-- Records to process follows --
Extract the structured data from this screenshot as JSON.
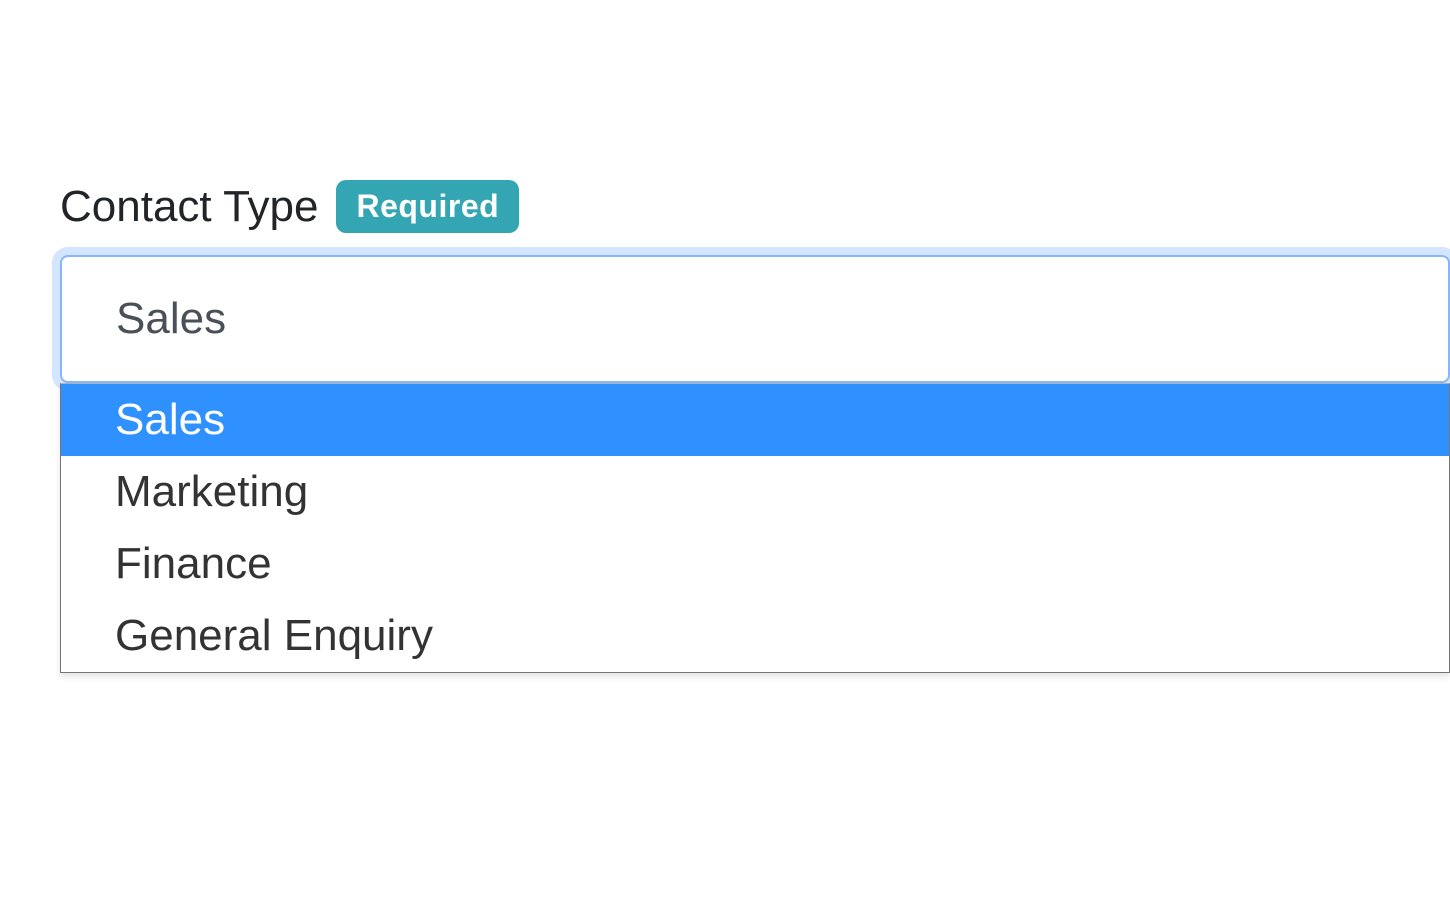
{
  "form": {
    "contactType": {
      "label": "Contact Type",
      "badge": "Required",
      "selectedValue": "Sales",
      "options": [
        "Sales",
        "Marketing",
        "Finance",
        "General Enquiry"
      ],
      "highlightedIndex": 0
    }
  },
  "colors": {
    "badgeBg": "#33a5b3",
    "focusRing": "#86b7fe",
    "highlight": "#2f90ff"
  }
}
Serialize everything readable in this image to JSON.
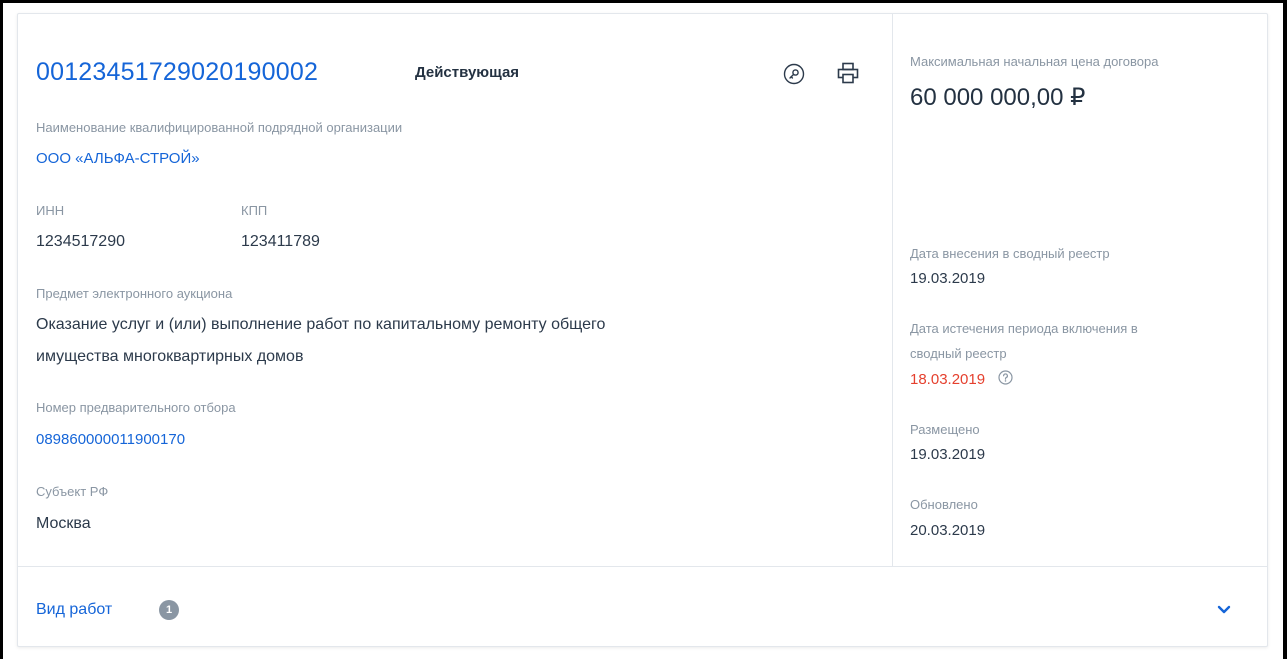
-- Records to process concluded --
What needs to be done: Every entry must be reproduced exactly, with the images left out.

Written solution:
Extract the structured data from this screenshot as JSON.
{
  "form": {
    "contactType": {
      "label": "Contact Type",
      "badge": "Required",
      "selectedValue": "Sales",
      "options": [
        "Sales",
        "Marketing",
        "Finance",
        "General Enquiry"
      ],
      "highlightedIndex": 0
    }
  },
  "colors": {
    "badgeBg": "#33a5b3",
    "focusRing": "#86b7fe",
    "highlight": "#2f90ff"
  }
}
Serialize everything readable in this image to JSON.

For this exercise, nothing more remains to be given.